Congress ended an hourslong federal government shutdown early Friday, sending President Donald Trump a $400 billion budget deal that sharply boosts spending and swells the federal deficit. The White House said Trump would sign the measure Friday morning. The 240-186 vote came in the pre-dawn hours, putting to bed a five-and-a-half hour federal freeze that relatively few would notice. Many who did quickly labeled it a pointless, head-scratching episode. The shutdown was the second in three weeks. The breakdown came largely in the Senate, when after a day of inaction, Republican Sen. Rand Paul of Kentucky went rogue and stalled a vote in protest over his party’s willingness to bust the budget. But Democrats also had their divisions and wrangling, largely with liberal upset the measure was not tied to any plans to assist the “Dreamer” immigrants.
Vice President Pence departs Monday for a five-day trip to Japan and South Korea, a visit to Asia intended to focus almost entirely on rallying allies to ratchet up their pressure on Kim Jong Un’s repressive regime, as well as directly pressing North Korea to stop its nuclear ambitions. Even his final stop — leading the U.S. delegation at the 2018 Winter Olympics opening ceremony in PyeongChang, South Korea, on Friday night, and attending an Olympic event Saturday morning — has a clear geopolitical undertone: to combat North Korean propaganda amid the Olympic festivities, White House officials said.
The C.I.A. is pushing for expanded powers to carry out covert drone strikes in Afghanistan and other active war zones a proposal that the White House appears to favor despite the misgivings of some at the Pentagon, according to current and former intelligence and military officials.

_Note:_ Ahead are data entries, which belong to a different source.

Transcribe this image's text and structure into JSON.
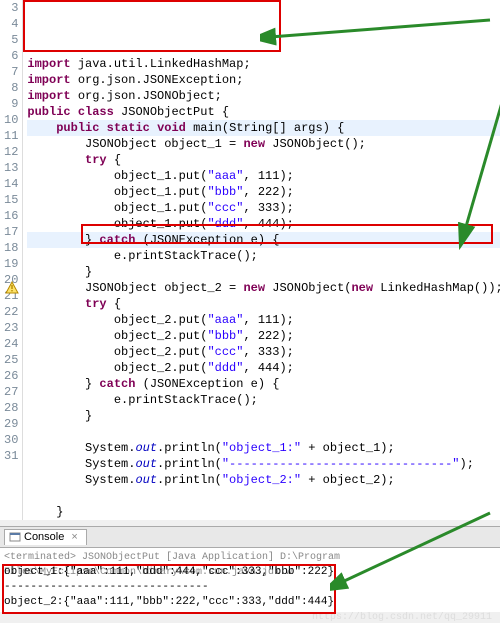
{
  "lines": [
    {
      "n": "3",
      "segs": [
        {
          "t": "import",
          "c": "kw"
        },
        {
          "t": " java.util.LinkedHashMap;",
          "c": "plain"
        }
      ]
    },
    {
      "n": "4",
      "segs": [
        {
          "t": "import",
          "c": "kw"
        },
        {
          "t": " org.json.JSONException;",
          "c": "plain"
        }
      ]
    },
    {
      "n": "5",
      "segs": [
        {
          "t": "import",
          "c": "kw"
        },
        {
          "t": " org.json.JSONObject;",
          "c": "plain"
        }
      ]
    },
    {
      "n": "6",
      "segs": [
        {
          "t": "public",
          "c": "kw"
        },
        {
          "t": " ",
          "c": "plain"
        },
        {
          "t": "class",
          "c": "kw"
        },
        {
          "t": " JSONObjectPut {",
          "c": "plain"
        }
      ]
    },
    {
      "n": "7",
      "segs": [
        {
          "t": "    ",
          "c": "plain"
        },
        {
          "t": "public",
          "c": "kw"
        },
        {
          "t": " ",
          "c": "plain"
        },
        {
          "t": "static",
          "c": "kw"
        },
        {
          "t": " ",
          "c": "plain"
        },
        {
          "t": "void",
          "c": "kw"
        },
        {
          "t": " main(String[] args) {",
          "c": "plain"
        }
      ],
      "hl": true
    },
    {
      "n": "8",
      "segs": [
        {
          "t": "        JSONObject object_1 = ",
          "c": "plain"
        },
        {
          "t": "new",
          "c": "kw"
        },
        {
          "t": " JSONObject();",
          "c": "plain"
        }
      ]
    },
    {
      "n": "9",
      "segs": [
        {
          "t": "        ",
          "c": "plain"
        },
        {
          "t": "try",
          "c": "kw"
        },
        {
          "t": " {",
          "c": "plain"
        }
      ]
    },
    {
      "n": "10",
      "segs": [
        {
          "t": "            object_1.put(",
          "c": "plain"
        },
        {
          "t": "\"aaa\"",
          "c": "str"
        },
        {
          "t": ", 111);",
          "c": "plain"
        }
      ]
    },
    {
      "n": "11",
      "segs": [
        {
          "t": "            object_1.put(",
          "c": "plain"
        },
        {
          "t": "\"bbb\"",
          "c": "str"
        },
        {
          "t": ", 222);",
          "c": "plain"
        }
      ]
    },
    {
      "n": "12",
      "segs": [
        {
          "t": "            object_1.put(",
          "c": "plain"
        },
        {
          "t": "\"ccc\"",
          "c": "str"
        },
        {
          "t": ", 333);",
          "c": "plain"
        }
      ]
    },
    {
      "n": "13",
      "segs": [
        {
          "t": "            object_1.put(",
          "c": "plain"
        },
        {
          "t": "\"ddd\"",
          "c": "str"
        },
        {
          "t": ", 444);",
          "c": "plain"
        }
      ]
    },
    {
      "n": "14",
      "segs": [
        {
          "t": "        } ",
          "c": "plain"
        },
        {
          "t": "catch",
          "c": "kw"
        },
        {
          "t": " (JSONException e) {",
          "c": "plain"
        }
      ],
      "hl": true
    },
    {
      "n": "15",
      "segs": [
        {
          "t": "            e.printStackTrace();",
          "c": "plain"
        }
      ]
    },
    {
      "n": "16",
      "segs": [
        {
          "t": "        }",
          "c": "plain"
        }
      ]
    },
    {
      "n": "17",
      "segs": [
        {
          "t": "        JSONObject object_2 = ",
          "c": "plain"
        },
        {
          "t": "new",
          "c": "kw"
        },
        {
          "t": " JSONObject(",
          "c": "plain"
        },
        {
          "t": "new",
          "c": "kw"
        },
        {
          "t": " LinkedHashMap());",
          "c": "plain"
        }
      ],
      "marker": "warn"
    },
    {
      "n": "18",
      "segs": [
        {
          "t": "        ",
          "c": "plain"
        },
        {
          "t": "try",
          "c": "kw"
        },
        {
          "t": " {",
          "c": "plain"
        }
      ]
    },
    {
      "n": "19",
      "segs": [
        {
          "t": "            object_2.put(",
          "c": "plain"
        },
        {
          "t": "\"aaa\"",
          "c": "str"
        },
        {
          "t": ", 111);",
          "c": "plain"
        }
      ]
    },
    {
      "n": "20",
      "segs": [
        {
          "t": "            object_2.put(",
          "c": "plain"
        },
        {
          "t": "\"bbb\"",
          "c": "str"
        },
        {
          "t": ", 222);",
          "c": "plain"
        }
      ]
    },
    {
      "n": "21",
      "segs": [
        {
          "t": "            object_2.put(",
          "c": "plain"
        },
        {
          "t": "\"ccc\"",
          "c": "str"
        },
        {
          "t": ", 333);",
          "c": "plain"
        }
      ]
    },
    {
      "n": "22",
      "segs": [
        {
          "t": "            object_2.put(",
          "c": "plain"
        },
        {
          "t": "\"ddd\"",
          "c": "str"
        },
        {
          "t": ", 444);",
          "c": "plain"
        }
      ]
    },
    {
      "n": "23",
      "segs": [
        {
          "t": "        } ",
          "c": "plain"
        },
        {
          "t": "catch",
          "c": "kw"
        },
        {
          "t": " (JSONException e) {",
          "c": "plain"
        }
      ]
    },
    {
      "n": "24",
      "segs": [
        {
          "t": "            e.printStackTrace();",
          "c": "plain"
        }
      ]
    },
    {
      "n": "25",
      "segs": [
        {
          "t": "        }",
          "c": "plain"
        }
      ]
    },
    {
      "n": "26",
      "segs": [
        {
          "t": " ",
          "c": "plain"
        }
      ]
    },
    {
      "n": "27",
      "segs": [
        {
          "t": "        System.",
          "c": "plain"
        },
        {
          "t": "out",
          "c": "field"
        },
        {
          "t": ".println(",
          "c": "plain"
        },
        {
          "t": "\"object_1:\"",
          "c": "str"
        },
        {
          "t": " + object_1);",
          "c": "plain"
        }
      ]
    },
    {
      "n": "28",
      "segs": [
        {
          "t": "        System.",
          "c": "plain"
        },
        {
          "t": "out",
          "c": "field"
        },
        {
          "t": ".println(",
          "c": "plain"
        },
        {
          "t": "\"-------------------------------\"",
          "c": "str"
        },
        {
          "t": ");",
          "c": "plain"
        }
      ]
    },
    {
      "n": "29",
      "segs": [
        {
          "t": "        System.",
          "c": "plain"
        },
        {
          "t": "out",
          "c": "field"
        },
        {
          "t": ".println(",
          "c": "plain"
        },
        {
          "t": "\"object_2:\"",
          "c": "str"
        },
        {
          "t": " + object_2);",
          "c": "plain"
        }
      ]
    },
    {
      "n": "30",
      "segs": [
        {
          "t": " ",
          "c": "plain"
        }
      ]
    },
    {
      "n": "31",
      "segs": [
        {
          "t": "    }",
          "c": "plain"
        }
      ]
    }
  ],
  "console": {
    "tab_label": "Console",
    "terminated": "<terminated> JSONObjectPut [Java Application] D:\\Program Files\\MyEclipse\\Common\\binary\\com.sun.java.jdk.w",
    "out1": "object_1:{\"aaa\":111,\"ddd\":444,\"ccc\":333,\"bbb\":222}",
    "out2": "-------------------------------",
    "out3": "object_2:{\"aaa\":111,\"bbb\":222,\"ccc\":333,\"ddd\":444}"
  },
  "watermark": "https://blog.csdn.net/qq_29911"
}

If approved by President Trump, it would mark the first time the C.I.A. has had such powers in Afghanistan, expanding beyond its existing authority to carry out covert strikes against Al Qaeda and other terrorist targets across the border in Pakistan.